Our reading for today comes from the Rev. Rosemary Bray McNatt, senior minister of the Fourth Universalist Society in New York City.
The very first General Assembly I went to included a workshop on diversity, in the days when our movement was close to dragging people of color off the street, if necessary, and into a UU church. But what I remember most about that workshop was the white man who stood up during the discussion period, looked straight at me and said, in perfect seriousness, “But I don’t like gospel music.”
Now I happen to like gospel music, but I realized that his discomfort was not with me—at least, not with me simply for my race. He was telling the truth and pointing to what did make him uncomfortable. For race and ethnicity have stood in during our conversations for something more ineffable, more complex, more edgy than we are willing to discuss. We are speaking as well about matters of culture—Unitarian Universalist culture—that many of us have been unwilling to acknowledge, and we have been unable to address these issues because we have been confused about the conversation we have been having, and we cannot escape the boxes to which we are likely to be assigned.

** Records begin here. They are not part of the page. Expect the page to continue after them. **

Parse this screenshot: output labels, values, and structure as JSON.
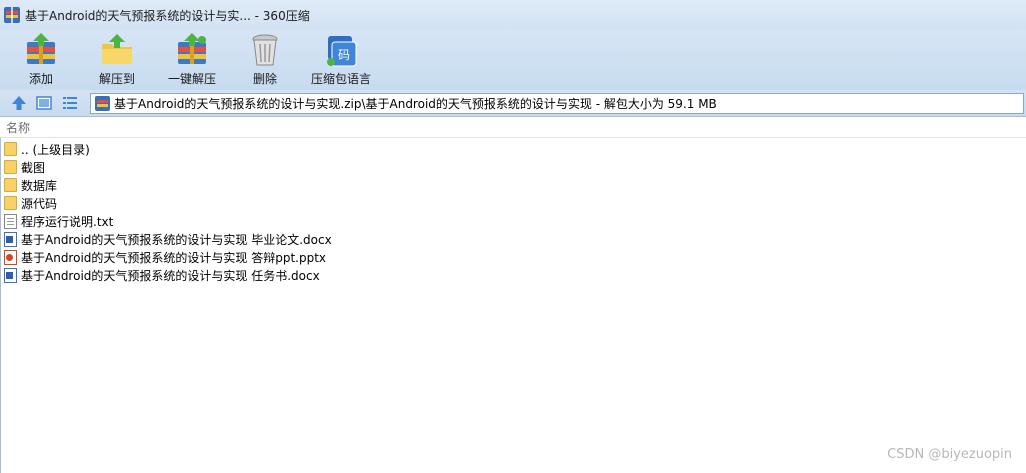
{
  "window": {
    "title": "基于Android的天气预报系统的设计与实... - 360压缩"
  },
  "toolbar": {
    "items": [
      {
        "label": "添加",
        "icon": "add-archive-icon"
      },
      {
        "label": "解压到",
        "icon": "extract-to-icon"
      },
      {
        "label": "一键解压",
        "icon": "one-click-extract-icon"
      },
      {
        "label": "删除",
        "icon": "delete-trash-icon"
      },
      {
        "label": "压缩包语言",
        "icon": "archive-language-icon"
      }
    ]
  },
  "pathbar": {
    "path": "基于Android的天气预报系统的设计与实现.zip\\基于Android的天气预报系统的设计与实现 - 解包大小为 59.1 MB"
  },
  "list": {
    "header": "名称",
    "items": [
      {
        "name": ".. (上级目录)",
        "type": "folder"
      },
      {
        "name": "截图",
        "type": "folder"
      },
      {
        "name": "数据库",
        "type": "folder"
      },
      {
        "name": "源代码",
        "type": "folder"
      },
      {
        "name": "程序运行说明.txt",
        "type": "txt"
      },
      {
        "name": "基于Android的天气预报系统的设计与实现 毕业论文.docx",
        "type": "docx"
      },
      {
        "name": "基于Android的天气预报系统的设计与实现 答辩ppt.pptx",
        "type": "pptx"
      },
      {
        "name": "基于Android的天气预报系统的设计与实现 任务书.docx",
        "type": "docx"
      }
    ]
  },
  "watermark": "CSDN @biyezuopin",
  "colors": {
    "toolbar_bg": "#c7dbf0",
    "titlebar_bg": "#d2e2f4",
    "folder": "#f7d26a",
    "word": "#2b5fad",
    "ppt": "#d24726"
  }
}
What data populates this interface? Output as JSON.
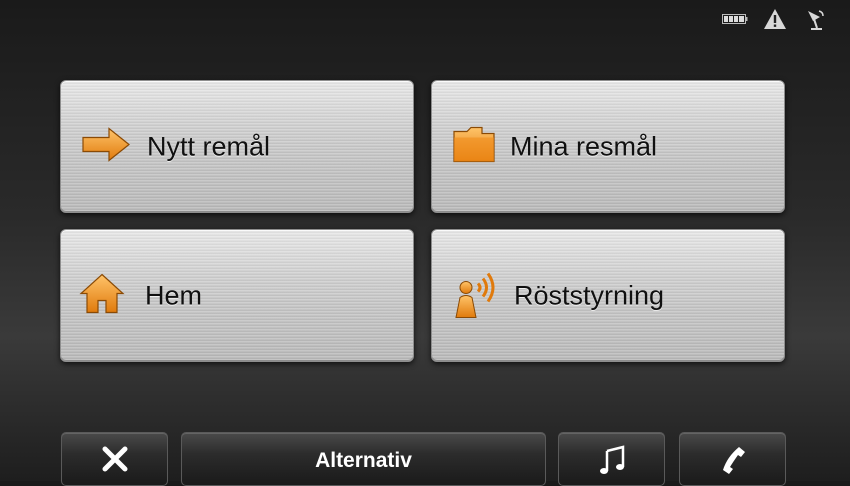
{
  "status_icons": [
    "battery-icon",
    "warning-icon",
    "gps-satellite-icon"
  ],
  "tiles": [
    {
      "label": "Nytt remål",
      "icon": "arrow-right-icon"
    },
    {
      "label": "Mina resmål",
      "icon": "folder-icon"
    },
    {
      "label": "Hem",
      "icon": "home-icon"
    },
    {
      "label": "Röststyrning",
      "icon": "voice-control-icon"
    }
  ],
  "bottom_bar": {
    "close_icon": "close-icon",
    "alternativ_label": "Alternativ",
    "music_icon": "music-note-icon",
    "phone_icon": "phone-icon"
  },
  "colors": {
    "accent": "#f39a1e",
    "tile": "#cfcfcf",
    "background": "#2a2a2a"
  }
}
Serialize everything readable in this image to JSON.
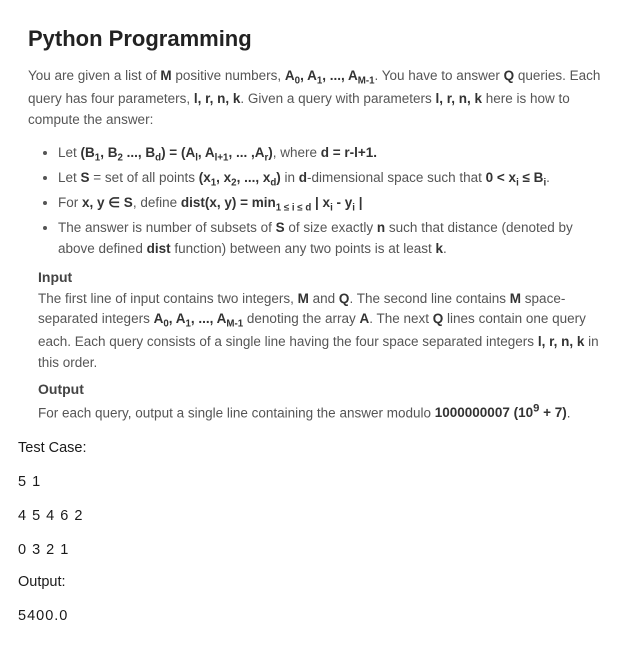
{
  "title": "Python Programming",
  "intro_html": "You are given a list of <b>M</b> positive numbers, <b>A<sub>0</sub>, A<sub>1</sub>, ..., A<sub>M-1</sub></b>. You have to answer <b>Q</b> queries. Each query has four parameters, <b>l, r, n, k</b>. Given a query with parameters <b>l, r, n, k</b> here is how to compute the answer:",
  "bullets_html": [
    "Let <b>(B<sub>1</sub>, B<sub>2</sub> ..., B<sub>d</sub>) = (A<sub>l</sub>, A<sub>l+1</sub>, ... ,A<sub>r</sub>)</b>, where <b>d = r-l+1.</b>",
    "Let <b>S</b> = set of all points <b>(x<sub>1</sub>, x<sub>2</sub>, ..., x<sub>d</sub>)</b> in <b>d</b>-dimensional space such that <b>0 &lt; x<sub>i</sub> ≤ B<sub>i</sub></b>.",
    "For <b>x, y ∈ S</b>, define <b>dist(x, y) = min<sub>1 ≤ i ≤ d</sub> | x<sub>i</sub> - y<sub>i</sub> |</b>",
    "The answer is number of subsets of <b>S</b> of size exactly <b>n</b> such that distance (denoted by above defined <b>dist</b> function) between any two points is at least <b>k</b>."
  ],
  "input_head": "Input",
  "input_body_html": "The first line of input contains two integers, <b>M</b> and <b>Q</b>. The second line contains <b>M</b> space-separated integers <b>A<sub>0</sub>, A<sub>1</sub>, ..., A<sub>M-1</sub></b> denoting the array <b>A</b>. The next <b>Q</b> lines contain one query each. Each query consists of a single line having the four space separated integers <b>l, r, n, k</b> in this order.",
  "output_head": "Output",
  "output_body_html": "For each query, output a single line containing the answer modulo <b>1000000007 (10<sup>9</sup> + 7)</b>.",
  "testcase_label": "Test Case:",
  "tc_lines": [
    "5 1",
    "4 5 4 6 2",
    "0 3 2 1"
  ],
  "output_label": "Output:",
  "output_value": "5400.0"
}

But the truth is that community is precisely what we need here, most particularly religious community. More than one person in our movement has remarked over the years that, for people who are blessed with the gift of free religious community, we are also cursed with a nasty little Calvinist streak that we would do well to examine. We would rather be angry and judgmental with one another and ourselves than be tender and merciful, in simple acknowledgement of how hard it continues to be to do what we must do in our congregations. We must admit that we have a specific, sometimes alienating culture, and we must change it. And we must grieve the loss of the familiar and gain some measure of courage to embrace the new.
These things are … the work of the spirit. These things call us to be faithful to James Luther Adams’s observation that church is where we practice what it means to be human. We have a lot more humanity to learn about, a lot more practicing to do, with a lot more people than we are used to. If we really mean what we say, we will have to get a lot better at some very Universalist values: We will have to learn to love each other more, and in better ways than we do right now. We will have to learn to forgive each other more, and in better ways, than we are used to doing. We will need the Universalist gifts of “hope and courage,” too. We—ministers and laypeople—want our congregations to be safe. But safety is a relative term when it comes to religious community. For if we are really practicing what it means to be human, in an ever widening circle of humanity, our congregations may become some of the most dangerous places we know, because they will become faithful communities of change, as we call each other into that territory of the soul that distinguishes the church from a social club, or a sorority, or a coffee house for the vaguely spiritual.